Reviewed: March 22, 2011
Released: March 15, 2011
App Store Price: $4.99
Have you ever wanted to get the full Fight Night experience, but your on-the-go lifestyle keeps you from sitting down for a match? Or do you have no real idea what Fight Night is, but you feel like there’s not enough quality face-punching on your iPhone? Fight Night Champion is the game for you in either of those cases, providing a compelling boxing experience that’s as close as you could get to a Fight Night game on the iPhone.|

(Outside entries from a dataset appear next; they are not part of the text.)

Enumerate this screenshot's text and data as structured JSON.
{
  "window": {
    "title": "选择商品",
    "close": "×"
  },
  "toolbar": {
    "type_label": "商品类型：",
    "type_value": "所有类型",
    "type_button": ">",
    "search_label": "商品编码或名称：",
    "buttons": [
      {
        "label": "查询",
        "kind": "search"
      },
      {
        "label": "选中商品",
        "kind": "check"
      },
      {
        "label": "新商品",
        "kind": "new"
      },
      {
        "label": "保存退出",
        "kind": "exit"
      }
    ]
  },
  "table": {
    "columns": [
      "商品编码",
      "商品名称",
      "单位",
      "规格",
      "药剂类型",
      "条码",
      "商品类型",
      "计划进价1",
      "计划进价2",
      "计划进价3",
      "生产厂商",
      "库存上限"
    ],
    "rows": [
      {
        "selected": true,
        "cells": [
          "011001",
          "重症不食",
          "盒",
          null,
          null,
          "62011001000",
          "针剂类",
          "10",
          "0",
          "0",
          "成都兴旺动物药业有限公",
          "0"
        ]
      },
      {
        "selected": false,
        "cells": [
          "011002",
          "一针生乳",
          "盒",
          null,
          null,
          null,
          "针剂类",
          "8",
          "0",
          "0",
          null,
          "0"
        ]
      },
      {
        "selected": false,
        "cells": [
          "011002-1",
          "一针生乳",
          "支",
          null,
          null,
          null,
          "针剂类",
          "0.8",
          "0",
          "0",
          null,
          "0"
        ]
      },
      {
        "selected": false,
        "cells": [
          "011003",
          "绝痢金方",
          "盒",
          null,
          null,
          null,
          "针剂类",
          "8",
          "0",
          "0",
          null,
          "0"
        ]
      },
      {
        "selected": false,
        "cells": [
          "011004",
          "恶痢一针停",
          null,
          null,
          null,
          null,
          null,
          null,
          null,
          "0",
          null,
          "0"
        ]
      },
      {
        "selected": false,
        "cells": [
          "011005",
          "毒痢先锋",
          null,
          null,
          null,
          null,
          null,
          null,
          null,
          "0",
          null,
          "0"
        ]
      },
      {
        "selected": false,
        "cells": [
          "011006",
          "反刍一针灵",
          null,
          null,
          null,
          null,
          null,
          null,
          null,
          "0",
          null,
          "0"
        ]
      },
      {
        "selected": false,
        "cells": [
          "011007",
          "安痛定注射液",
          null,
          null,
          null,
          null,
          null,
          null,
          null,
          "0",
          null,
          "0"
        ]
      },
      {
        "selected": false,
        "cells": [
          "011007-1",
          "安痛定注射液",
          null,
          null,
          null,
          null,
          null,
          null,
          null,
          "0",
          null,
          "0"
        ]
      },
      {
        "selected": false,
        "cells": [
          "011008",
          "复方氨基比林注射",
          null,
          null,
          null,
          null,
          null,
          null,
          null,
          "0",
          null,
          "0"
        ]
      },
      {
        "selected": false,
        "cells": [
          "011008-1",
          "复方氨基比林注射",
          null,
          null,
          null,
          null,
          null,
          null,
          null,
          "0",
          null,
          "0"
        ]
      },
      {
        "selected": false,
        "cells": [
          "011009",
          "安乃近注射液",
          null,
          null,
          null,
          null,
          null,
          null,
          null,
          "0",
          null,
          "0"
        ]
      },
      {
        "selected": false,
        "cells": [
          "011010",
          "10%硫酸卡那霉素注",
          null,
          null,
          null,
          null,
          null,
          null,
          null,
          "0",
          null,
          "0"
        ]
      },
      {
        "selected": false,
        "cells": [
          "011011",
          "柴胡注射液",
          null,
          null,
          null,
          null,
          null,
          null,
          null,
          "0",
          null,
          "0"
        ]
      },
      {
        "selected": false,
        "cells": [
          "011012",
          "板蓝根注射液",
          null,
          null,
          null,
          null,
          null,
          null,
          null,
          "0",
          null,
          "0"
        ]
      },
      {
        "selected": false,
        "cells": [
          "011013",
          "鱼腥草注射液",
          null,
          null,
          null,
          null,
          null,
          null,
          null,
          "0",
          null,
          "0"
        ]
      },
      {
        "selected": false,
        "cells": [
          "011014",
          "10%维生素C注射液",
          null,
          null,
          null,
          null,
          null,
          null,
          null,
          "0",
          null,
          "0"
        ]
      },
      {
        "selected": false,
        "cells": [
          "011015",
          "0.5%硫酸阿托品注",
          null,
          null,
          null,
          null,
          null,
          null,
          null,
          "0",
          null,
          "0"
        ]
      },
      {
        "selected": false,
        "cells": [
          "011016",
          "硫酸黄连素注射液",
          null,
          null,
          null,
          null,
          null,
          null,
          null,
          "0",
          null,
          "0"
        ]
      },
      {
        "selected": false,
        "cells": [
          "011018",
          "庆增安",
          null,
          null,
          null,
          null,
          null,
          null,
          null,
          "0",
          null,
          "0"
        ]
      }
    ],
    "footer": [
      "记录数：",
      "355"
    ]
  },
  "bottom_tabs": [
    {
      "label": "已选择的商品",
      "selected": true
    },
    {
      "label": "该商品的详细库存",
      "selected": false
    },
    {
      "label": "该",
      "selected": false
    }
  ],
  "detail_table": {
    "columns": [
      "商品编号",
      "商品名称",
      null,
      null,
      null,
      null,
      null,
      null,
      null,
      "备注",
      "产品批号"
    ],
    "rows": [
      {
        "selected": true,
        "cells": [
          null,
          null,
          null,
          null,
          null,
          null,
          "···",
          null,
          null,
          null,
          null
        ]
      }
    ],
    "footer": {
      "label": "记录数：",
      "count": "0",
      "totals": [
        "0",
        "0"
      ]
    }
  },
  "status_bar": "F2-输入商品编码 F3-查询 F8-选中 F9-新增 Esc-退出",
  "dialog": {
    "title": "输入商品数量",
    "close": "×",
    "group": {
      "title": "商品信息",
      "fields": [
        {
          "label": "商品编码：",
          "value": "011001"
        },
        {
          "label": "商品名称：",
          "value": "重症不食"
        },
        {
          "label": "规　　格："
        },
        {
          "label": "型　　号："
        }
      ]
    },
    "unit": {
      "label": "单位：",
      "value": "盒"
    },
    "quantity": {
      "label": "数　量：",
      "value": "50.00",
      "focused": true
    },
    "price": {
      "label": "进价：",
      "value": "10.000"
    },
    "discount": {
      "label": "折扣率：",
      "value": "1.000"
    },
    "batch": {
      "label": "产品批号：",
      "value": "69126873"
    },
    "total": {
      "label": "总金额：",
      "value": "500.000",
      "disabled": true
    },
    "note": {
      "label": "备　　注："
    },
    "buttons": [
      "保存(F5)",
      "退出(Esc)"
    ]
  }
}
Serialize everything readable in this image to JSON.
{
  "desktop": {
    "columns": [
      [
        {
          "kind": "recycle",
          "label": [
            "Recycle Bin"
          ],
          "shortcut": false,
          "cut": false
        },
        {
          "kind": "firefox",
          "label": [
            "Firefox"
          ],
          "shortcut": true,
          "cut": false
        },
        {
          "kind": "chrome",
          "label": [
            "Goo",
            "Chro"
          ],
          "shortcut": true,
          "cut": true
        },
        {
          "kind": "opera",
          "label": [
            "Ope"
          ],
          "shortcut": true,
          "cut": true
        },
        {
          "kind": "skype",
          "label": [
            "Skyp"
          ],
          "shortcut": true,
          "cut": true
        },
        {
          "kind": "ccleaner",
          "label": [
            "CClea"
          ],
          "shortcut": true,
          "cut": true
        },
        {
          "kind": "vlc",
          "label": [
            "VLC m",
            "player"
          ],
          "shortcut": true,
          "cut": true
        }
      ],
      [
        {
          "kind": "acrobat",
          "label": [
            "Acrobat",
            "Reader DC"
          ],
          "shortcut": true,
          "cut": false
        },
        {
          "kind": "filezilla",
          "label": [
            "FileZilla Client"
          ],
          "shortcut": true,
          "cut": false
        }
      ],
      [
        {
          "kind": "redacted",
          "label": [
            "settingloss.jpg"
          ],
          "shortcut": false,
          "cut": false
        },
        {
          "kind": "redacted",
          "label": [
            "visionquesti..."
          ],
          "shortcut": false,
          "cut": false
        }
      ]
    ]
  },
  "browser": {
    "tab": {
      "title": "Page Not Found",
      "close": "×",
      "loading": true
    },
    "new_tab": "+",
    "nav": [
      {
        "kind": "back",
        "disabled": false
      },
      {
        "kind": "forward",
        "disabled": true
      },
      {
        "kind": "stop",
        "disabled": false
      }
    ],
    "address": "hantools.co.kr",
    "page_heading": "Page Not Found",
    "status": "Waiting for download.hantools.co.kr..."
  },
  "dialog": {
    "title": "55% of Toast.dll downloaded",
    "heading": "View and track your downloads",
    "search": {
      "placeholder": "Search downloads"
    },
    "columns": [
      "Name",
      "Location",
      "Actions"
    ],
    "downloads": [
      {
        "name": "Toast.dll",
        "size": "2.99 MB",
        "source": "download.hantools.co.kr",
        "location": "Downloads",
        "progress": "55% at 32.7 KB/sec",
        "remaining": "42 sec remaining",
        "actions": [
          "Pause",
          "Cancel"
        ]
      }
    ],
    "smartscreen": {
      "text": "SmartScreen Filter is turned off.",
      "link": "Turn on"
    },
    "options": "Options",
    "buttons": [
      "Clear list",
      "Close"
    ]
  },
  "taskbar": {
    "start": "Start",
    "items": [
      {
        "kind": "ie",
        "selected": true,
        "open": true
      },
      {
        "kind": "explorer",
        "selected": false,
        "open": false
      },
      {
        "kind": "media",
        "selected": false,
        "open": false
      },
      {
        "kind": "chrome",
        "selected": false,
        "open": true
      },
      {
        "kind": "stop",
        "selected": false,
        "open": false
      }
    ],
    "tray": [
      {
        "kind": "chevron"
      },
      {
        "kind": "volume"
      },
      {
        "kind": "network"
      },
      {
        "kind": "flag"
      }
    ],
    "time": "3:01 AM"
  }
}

Without the dual analogue sticks which characterize Fight Night’s control system on console, Fight Night Champion on the iPhone uses a dual thumb control system, where players swipe out actions on the touchscreen, which is broken into high and low punches using the left and right fist. Tapping the appropriate quadrants will result in a jab, while swiping across quadrants will result in an uppercut or hook. There’s a bit of lag after blocking that makes it hard to counterattack, and it can be difficult to maneuver precisely by tilting the iPhone, but neither of these problems really affect the core getting-stuck-in-and-punching of the game.
The game’s broken down into a fight now mode, where you can play as one of 20 famous boxers, ranging from Mike Tyson and Muhammad Ali to Ray Leonard. Legacy mode, meanwhile, lets you create a new boxer and guide him through his career, fighting for a title and then trying to defend it until retirement, as you fight from shady arenas to high-class ballrooms. While a bit more content in Legacy mode to flesh it out more, like training mini-games or more choices about where your career goes, might have been welcome, the meat of the game is still in the multiplayer.
Playable over Wi-Fi or Bluetooth, Fight Night’s multiplayer is as tense and challenging as always, but the lack of play over Internet limits how and where you can play. It would have been nice to see a more open multiplayer, but when you can put a match together, it still manages to be great.
The game’s sound is about what you’d expect, with announcers narrating the fight (albeit with a limited vocabulary) and meaty thumps, while the graphics are fairly good for the iPhone, though the limited facial expressiveness of fighters tends to result in some pretty goofy faces when the camera focuses on a fighter for a knockdown punch. Still, none of this gets in the way of the core gameplay, and can be pretty easily overlooked by someone who’s eager to get at the punching.